◆ **What needs to be done**
Some lines in the data below hold the string "wdmaudio". Report how many, as a bare number.

--

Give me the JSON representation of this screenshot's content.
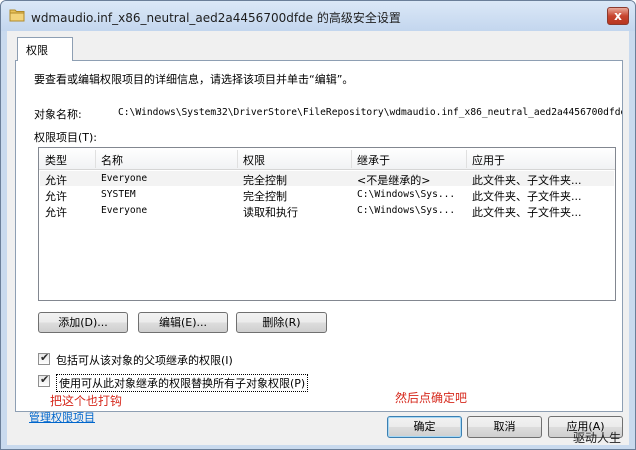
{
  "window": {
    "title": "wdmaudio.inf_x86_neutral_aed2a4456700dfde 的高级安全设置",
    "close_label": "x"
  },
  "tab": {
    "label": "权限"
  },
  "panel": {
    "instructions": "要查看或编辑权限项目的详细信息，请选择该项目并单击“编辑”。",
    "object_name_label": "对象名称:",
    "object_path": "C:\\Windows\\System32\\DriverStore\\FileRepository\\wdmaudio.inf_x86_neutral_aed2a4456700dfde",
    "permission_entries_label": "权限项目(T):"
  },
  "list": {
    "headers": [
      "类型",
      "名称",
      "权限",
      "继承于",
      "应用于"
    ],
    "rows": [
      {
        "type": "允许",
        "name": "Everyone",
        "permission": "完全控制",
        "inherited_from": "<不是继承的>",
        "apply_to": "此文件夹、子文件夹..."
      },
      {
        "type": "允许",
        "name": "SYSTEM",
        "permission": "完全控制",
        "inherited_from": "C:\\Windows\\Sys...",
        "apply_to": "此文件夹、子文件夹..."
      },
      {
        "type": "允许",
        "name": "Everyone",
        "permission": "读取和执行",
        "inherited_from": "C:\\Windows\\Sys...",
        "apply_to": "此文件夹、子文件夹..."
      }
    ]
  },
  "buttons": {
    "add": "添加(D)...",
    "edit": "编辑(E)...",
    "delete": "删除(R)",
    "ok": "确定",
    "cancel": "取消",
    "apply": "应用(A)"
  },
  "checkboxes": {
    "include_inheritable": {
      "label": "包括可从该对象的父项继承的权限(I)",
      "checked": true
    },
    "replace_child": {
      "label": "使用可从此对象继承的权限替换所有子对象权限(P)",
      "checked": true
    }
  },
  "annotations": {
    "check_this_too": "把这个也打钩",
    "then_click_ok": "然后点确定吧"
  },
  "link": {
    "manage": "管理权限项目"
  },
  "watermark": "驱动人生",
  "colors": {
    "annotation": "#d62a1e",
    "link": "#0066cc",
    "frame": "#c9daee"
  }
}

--

◆ **Response below**
2